About the Author
Gavin Van Horn is the director of Cultures of Conservation for the Center for Humans and Nature, a nonprofit organization that focuses on and promotes conservation ethics. He is the coeditor of City Creatures: Animal Encounters in the Chicago Wilderness and Wildness: Relations of People and Place, and he writes for, edits, and curates the City Creatures blog at www.humansandnature.org/blog. He lives in Evanston, IL.
“Van Horn reminds us that urban is not the same as absence of nature. He writes with great beauty and dignity about how we might better align ourselves with the natural world and establish urban habitats where a diversity of wildlife can flourish. As the author rambles through the canyons of Chicago skyscrapers looking for roosting peregrine falcons, or kayaks along sewers and canals in search of beavers, the voices of ecologist Aldo Leopold, Taoist philosopher Lao Tzu and Coyote—the trickster and mischiefmaker of Native American myth—lend both wisdom and charm to a true story about how the paths of people and wildlife cross and merge and how, if we attend to each other’s needs, we may all enjoy a brighter urban future.”
“An awareness and appreciation for urban wildlife is an important part of world conservation efforts. Van Horn writes eloquently and with insight about the creatures that live among us—and, perhaps, why we should help them flourish. Highly recommended.”
— Jeff VanderMeer, author of the Southern Reach Trilogy
“One part ode to animal adaptability, one part eloquent personal journal, one part scientific exploration, this book takes readers on an inspiring walk through Chicago’s skyscrapers and down its shorelines to understand how wildlife lives among us, despite the odds and obstacles—and what we can learn about ourselves in the process. With Van Horn’s approachable prose, this book feels like a long conversation with a friend, one that drifts through ecology, philosophy, mythology, and, of course, daily life on a quest to discover how to be better inhabitants of this changing planet.

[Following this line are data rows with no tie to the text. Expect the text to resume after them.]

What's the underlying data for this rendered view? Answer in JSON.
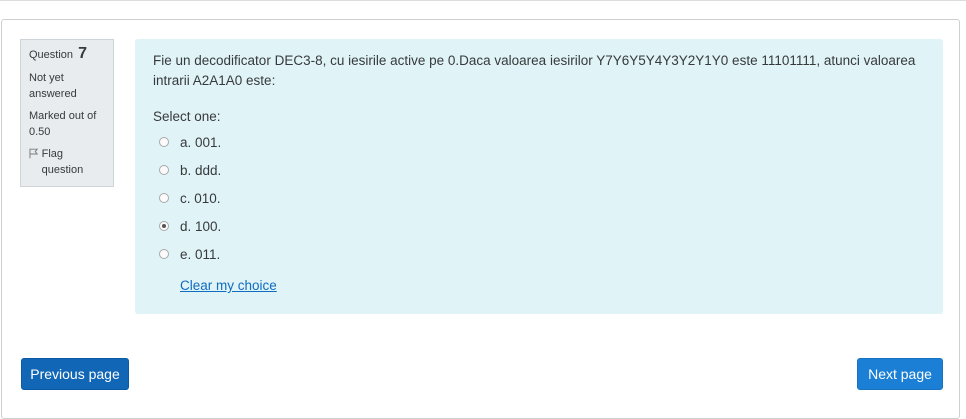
{
  "question": {
    "label": "Question",
    "number": "7",
    "state": "Not yet answered",
    "grade": "Marked out of 0.50",
    "flag": "Flag question",
    "text": "Fie un decodificator DEC3-8, cu iesirile active pe 0.Daca valoarea iesirilor Y7Y6Y5Y4Y3Y2Y1Y0 este 11101111, atunci valoarea intrarii A2A1A0 este:",
    "prompt": "Select one:",
    "options": [
      {
        "label": "a. 001.",
        "checked": false
      },
      {
        "label": "b. ddd.",
        "checked": false
      },
      {
        "label": "c. 010.",
        "checked": false
      },
      {
        "label": "d. 100.",
        "checked": true
      },
      {
        "label": "e. 011.",
        "checked": false
      }
    ],
    "clear": "Clear my choice"
  },
  "nav": {
    "previous": "Previous page",
    "next": "Next page"
  }
}
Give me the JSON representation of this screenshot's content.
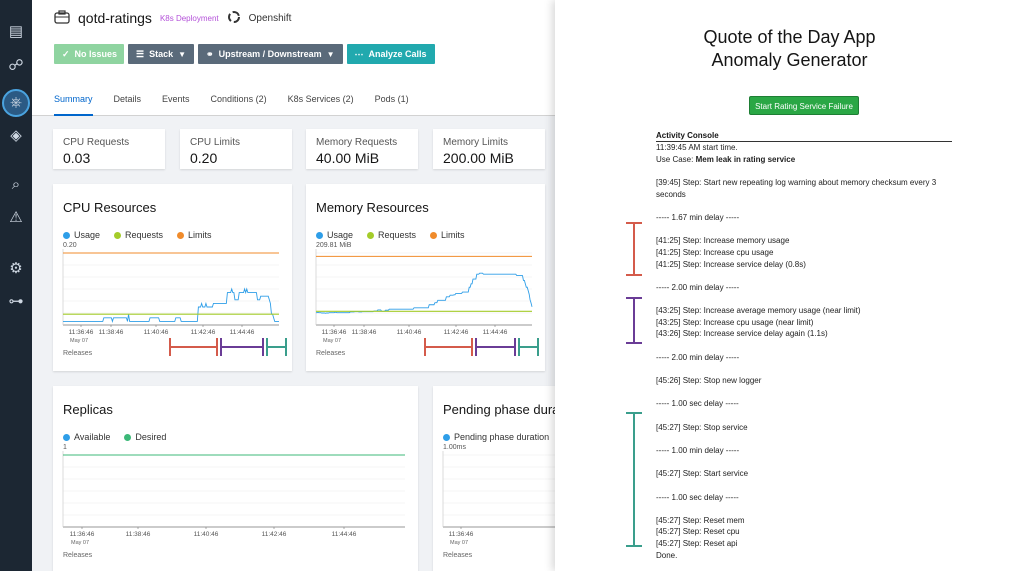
{
  "nav": {
    "icons": [
      "overview-icon",
      "graph-icon",
      "applications-icon",
      "services-icon",
      "distributed-tracing-icon",
      "alerts-icon",
      "settings-icon",
      "mesh-icon"
    ]
  },
  "header": {
    "app_icon": "briefcase-icon",
    "title": "qotd-ratings",
    "badge": "K8s Deployment",
    "platform": "Openshift"
  },
  "buttons": {
    "no_issues": "No Issues",
    "stack": "Stack",
    "upstream": "Upstream / Downstream",
    "analyze": "Analyze Calls"
  },
  "tabs": [
    "Summary",
    "Details",
    "Events",
    "Conditions (2)",
    "K8s Services (2)",
    "Pods (1)"
  ],
  "metrics": [
    {
      "label": "CPU Requests",
      "value": "0.03"
    },
    {
      "label": "CPU Limits",
      "value": "0.20"
    },
    {
      "label": "Memory Requests",
      "value": "40.00 MiB"
    },
    {
      "label": "Memory Limits",
      "value": "200.00 MiB"
    }
  ],
  "colors": {
    "usage": "#2e9ee8",
    "requests": "#a4cc2a",
    "limits": "#f08b2b",
    "desired": "#3cb878",
    "red_marker": "#d45b4b",
    "purple_marker": "#6a3c96",
    "teal_marker": "#3a9e8c",
    "nav_bg": "#1c2733",
    "primary": "#0066cc"
  },
  "cpu_chart": {
    "title": "CPU Resources",
    "legend": [
      "Usage",
      "Requests",
      "Limits"
    ],
    "ymax_label": "0.20",
    "x_ticks": [
      "11:36:46",
      "11:38:46",
      "11:40:46",
      "11:42:46",
      "11:44:46"
    ],
    "date_label": "May 07",
    "releases": "Releases"
  },
  "memory_chart": {
    "title": "Memory Resources",
    "legend": [
      "Usage",
      "Requests",
      "Limits"
    ],
    "ymax_label": "209.81 MiB",
    "x_ticks": [
      "11:36:46",
      "11:38:46",
      "11:40:46",
      "11:42:46",
      "11:44:46"
    ],
    "date_label": "May 07",
    "releases": "Releases"
  },
  "replicas_chart": {
    "title": "Replicas",
    "legend": [
      "Available",
      "Desired"
    ],
    "ymax_label": "1",
    "x_ticks": [
      "11:36:46",
      "11:38:46",
      "11:40:46",
      "11:42:46",
      "11:44:46"
    ],
    "date_label": "May 07",
    "releases": "Releases"
  },
  "pending_chart": {
    "title": "Pending phase duration",
    "legend": [
      "Pending phase duration"
    ],
    "ymax_label": "1.00ms",
    "x_ticks": [
      "11:36:46"
    ],
    "date_label": "May 07",
    "releases": "Releases"
  },
  "chart_data": [
    {
      "type": "line",
      "title": "CPU Resources",
      "ylim": [
        0,
        0.2
      ],
      "x_ticks": [
        "11:36:46",
        "11:38:46",
        "11:40:46",
        "11:42:46",
        "11:44:46"
      ],
      "series": [
        {
          "name": "Usage",
          "values": [
            0.01,
            0.01,
            0.01,
            0.01,
            0.01,
            0.01,
            0.01,
            0.01,
            0.01,
            0.01,
            0.01,
            0.01,
            0.01,
            0.01,
            0.01,
            0.01,
            0.01,
            0.01,
            0.01,
            0.01,
            0.01,
            0.01,
            0.01,
            0.01,
            0.01,
            0.01,
            0.01,
            0.01,
            0.01,
            0.01,
            0.01,
            0.01,
            0.01,
            0.01,
            0.01,
            0.01,
            0.01,
            0.01,
            0.02,
            0.02,
            0.02,
            0.02,
            0.02,
            0.02,
            0.02,
            0.02,
            0.01,
            0.02,
            0.02,
            0.02,
            0.02,
            0.02,
            0.02,
            0.02,
            0.02,
            0.02,
            0.02,
            0.02,
            0.02,
            0.02,
            0.01,
            0.03,
            0.01,
            0.01,
            0.01,
            0.01,
            0.01,
            0.01,
            0.01,
            0.01,
            0.01,
            0.01,
            0.01,
            0.01,
            0.01,
            0.01,
            0.01,
            0.01,
            0.01,
            0.01,
            0.01,
            0.02,
            0.02,
            0.02,
            0.02,
            0.02,
            0.02,
            0.02,
            0.02,
            0.02,
            0.01,
            0.01,
            0.01,
            0.01,
            0.01,
            0.01,
            0.01,
            0.01,
            0.01,
            0.01,
            0.01,
            0.01,
            0.01,
            0.01,
            0.01,
            0.02,
            0.02,
            0.02,
            0.02,
            0.02,
            0.01,
            0.01,
            0.01,
            0.01,
            0.01,
            0.01,
            0.01,
            0.01,
            0.01,
            0.01,
            0.01,
            0.01,
            0.01,
            0.01,
            0.01,
            0.01,
            0.05,
            0.05,
            0.05,
            0.06,
            0.05,
            0.05,
            0.05,
            0.06,
            0.05,
            0.05,
            0.05,
            0.05,
            0.05,
            0.05,
            0.06,
            0.06,
            0.06,
            0.06,
            0.06,
            0.06,
            0.06,
            0.06,
            0.06,
            0.06,
            0.06,
            0.06,
            0.06,
            0.09,
            0.09,
            0.09,
            0.09,
            0.1,
            0.09,
            0.09,
            0.07,
            0.07,
            0.07,
            0.07,
            0.09,
            0.09,
            0.09,
            0.09,
            0.09,
            0.1,
            0.09,
            0.1,
            0.09,
            0.09,
            0.09,
            0.09,
            0.09,
            0.09,
            0.09,
            0.09,
            0.09,
            0.07,
            0.07,
            0.07,
            0.08,
            0.08,
            0.08,
            0.08,
            0.08,
            0.08,
            0.08,
            0.08,
            0.07,
            0.06,
            0.03,
            0.03,
            0.02,
            0.01,
            0.01,
            0.01,
            0.01,
            0.01
          ]
        },
        {
          "name": "Requests",
          "values": [
            0.03,
            0.03
          ]
        },
        {
          "name": "Limits",
          "values": [
            0.2,
            0.2
          ]
        }
      ]
    },
    {
      "type": "line",
      "title": "Memory Resources",
      "ylim": [
        0,
        209.81
      ],
      "x_ticks": [
        "11:36:46",
        "11:38:46",
        "11:40:46",
        "11:42:46",
        "11:44:46"
      ],
      "series": [
        {
          "name": "Usage",
          "values": [
            36,
            36,
            37,
            36,
            36,
            36,
            35,
            35,
            35,
            35,
            34,
            35,
            35,
            35,
            36,
            36,
            36,
            36,
            36,
            36,
            37,
            37,
            36,
            36,
            36,
            36,
            36,
            36,
            36,
            36,
            36,
            36,
            36,
            36,
            36,
            36,
            38,
            38,
            38,
            38,
            38,
            39,
            39,
            39,
            39,
            38,
            38,
            38,
            38,
            39,
            39,
            39,
            39,
            39,
            39,
            39,
            39,
            39,
            39,
            39,
            39,
            41,
            41,
            41,
            41,
            44,
            44,
            44,
            44,
            40,
            40,
            40,
            40,
            43,
            43,
            43,
            43,
            46,
            46,
            46,
            46,
            46,
            46,
            46,
            46,
            46,
            46,
            46,
            46,
            46,
            46,
            46,
            46,
            46,
            46,
            46,
            46,
            46,
            46,
            46,
            46,
            46,
            46,
            50,
            50,
            50,
            50,
            50,
            50,
            50,
            50,
            50,
            50,
            50,
            50,
            50,
            50,
            50,
            50,
            59,
            59,
            59,
            59,
            59,
            59,
            65,
            65,
            65,
            72,
            72,
            72,
            72,
            72,
            72,
            72,
            72,
            72,
            82,
            82,
            82,
            82,
            87,
            87,
            87,
            87,
            88,
            88,
            92,
            92,
            92,
            92,
            92,
            92,
            92,
            96,
            96,
            96,
            96,
            96,
            96,
            96,
            110,
            110,
            120,
            120,
            134,
            134,
            134,
            134,
            148,
            148,
            148,
            151,
            151,
            151,
            151,
            148,
            148,
            148,
            148,
            148,
            148,
            148,
            148,
            148,
            148,
            148,
            148,
            148,
            148,
            148,
            148,
            148,
            148,
            148,
            148,
            148,
            148,
            148,
            148,
            148,
            148,
            148,
            148,
            148,
            148,
            148,
            148,
            148,
            148,
            148,
            144,
            144,
            144,
            144,
            144,
            144,
            144,
            130,
            130,
            120,
            110,
            110,
            100,
            90,
            73,
            64,
            53
          ]
        },
        {
          "name": "Requests",
          "values": [
            40,
            40
          ]
        },
        {
          "name": "Limits",
          "values": [
            200,
            200
          ]
        }
      ]
    },
    {
      "type": "line",
      "title": "Replicas",
      "ylim": [
        0,
        1
      ],
      "x_ticks": [
        "11:36:46",
        "11:38:46",
        "11:40:46",
        "11:42:46",
        "11:44:46"
      ],
      "series": [
        {
          "name": "Desired",
          "values": [
            1,
            1
          ]
        }
      ]
    },
    {
      "type": "line",
      "title": "Pending phase duration",
      "ylim": [
        0,
        1
      ],
      "x_ticks": [
        "11:36:46"
      ],
      "series": [
        {
          "name": "Pending phase duration",
          "values": []
        }
      ]
    }
  ],
  "right": {
    "title_line1": "Quote of the Day App",
    "title_line2": "Anomaly Generator",
    "failure_button": "Start Rating Service Failure",
    "console_title": "Activity Console",
    "console_lines": [
      {
        "text": "11:39:45 AM start time.",
        "bold": false
      },
      {
        "prefix": "Use Case: ",
        "text": "Mem leak in rating service",
        "bold": true
      },
      {
        "text": "",
        "bold": false
      },
      {
        "text": "[39:45] Step: Start new repeating log warning about memory checksum every 3",
        "bold": false
      },
      {
        "text": "seconds",
        "bold": false
      },
      {
        "text": "",
        "bold": false
      },
      {
        "text": "----- 1.67 min delay -----",
        "bold": false
      },
      {
        "text": "",
        "bold": false
      },
      {
        "text": "[41:25] Step: Increase memory usage",
        "bold": false
      },
      {
        "text": "[41:25] Step: Increase cpu usage",
        "bold": false
      },
      {
        "text": "[41:25] Step: Increase service delay (0.8s)",
        "bold": false
      },
      {
        "text": "",
        "bold": false
      },
      {
        "text": "----- 2.00 min delay -----",
        "bold": false
      },
      {
        "text": "",
        "bold": false
      },
      {
        "text": "[43:25] Step: Increase average memory usage (near limit)",
        "bold": false
      },
      {
        "text": "[43:25] Step: Increase cpu usage (near limit)",
        "bold": false
      },
      {
        "text": "[43:26] Step: Increase service delay again (1.1s)",
        "bold": false
      },
      {
        "text": "",
        "bold": false
      },
      {
        "text": "----- 2.00 min delay -----",
        "bold": false
      },
      {
        "text": "",
        "bold": false
      },
      {
        "text": "[45:26] Step: Stop new logger",
        "bold": false
      },
      {
        "text": "",
        "bold": false
      },
      {
        "text": "----- 1.00 sec delay -----",
        "bold": false
      },
      {
        "text": "",
        "bold": false
      },
      {
        "text": "[45:27] Step: Stop service",
        "bold": false
      },
      {
        "text": "",
        "bold": false
      },
      {
        "text": "----- 1.00 min delay -----",
        "bold": false
      },
      {
        "text": "",
        "bold": false
      },
      {
        "text": "[45:27] Step: Start service",
        "bold": false
      },
      {
        "text": "",
        "bold": false
      },
      {
        "text": "----- 1.00 sec delay -----",
        "bold": false
      },
      {
        "text": "",
        "bold": false
      },
      {
        "text": "[45:27] Step: Reset mem",
        "bold": false
      },
      {
        "text": "[45:27] Step: Reset cpu",
        "bold": false
      },
      {
        "text": "[45:27] Step: Reset api",
        "bold": false
      },
      {
        "text": "Done.",
        "bold": false
      }
    ]
  }
}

Engaging and uplifting, this book provides a fresh perspective about the wilderness woven throughout the urban forest.”
— Jaymi Heimbuch, Urban Coyote Initiative
“Van Horn’s The Way of Coyote explores the ways humans and the natural world interact, often unknowingly, within an urban context, tracing a map of Chicago through a series of captivating encounters with nonhuman animals, going on to examine the possibilities for finding new paths of connection and coexistence. Along the way, Van Horn argues passionately and effectively for the reimagination of urban space, recalibrating it through beautifully woven prose to include more than just a rigid human focus, bringing the wild lives in our midst into view. The book is an opportunity ‘to see what a city is—and what a city could be—with new eyes.’”
— Julian Hoffman, author of The Small Heart of Things
"Van Horn's lyrical essays on encounters with wildlife in cities combine the insights of science and poetry into a powerful personal statement. The Way of Coyote is our urban Sand County Almanac."
— Gerald W. Adelman, president and CEO, Openlands
“In his collection of essays, framed by imaginative tales of Coyote, Badger, Owl, and other animals, Van Horn reports on ‘nonhuman animals’ on the rise and in decline in the Chicago region and around the world. . . . Readers may change how they see their neighborhoods and begin spotting wildlife nearby."
“The almost lyrical observations and prose bring beauty and respect to the urban wilds of peregrine falcons roosting on the ledges of skyscrapers, Monarch butterflies laying their eggs on the diminishing milkweed, and coyotes walking on pedestrian paths and through alleys. . . . This dramatic picture of wildlife both flourishing and defending its very existence in the city will appeal to naturalists, urban dwellers, environmentalists, city planners, and those who enjoy good writing."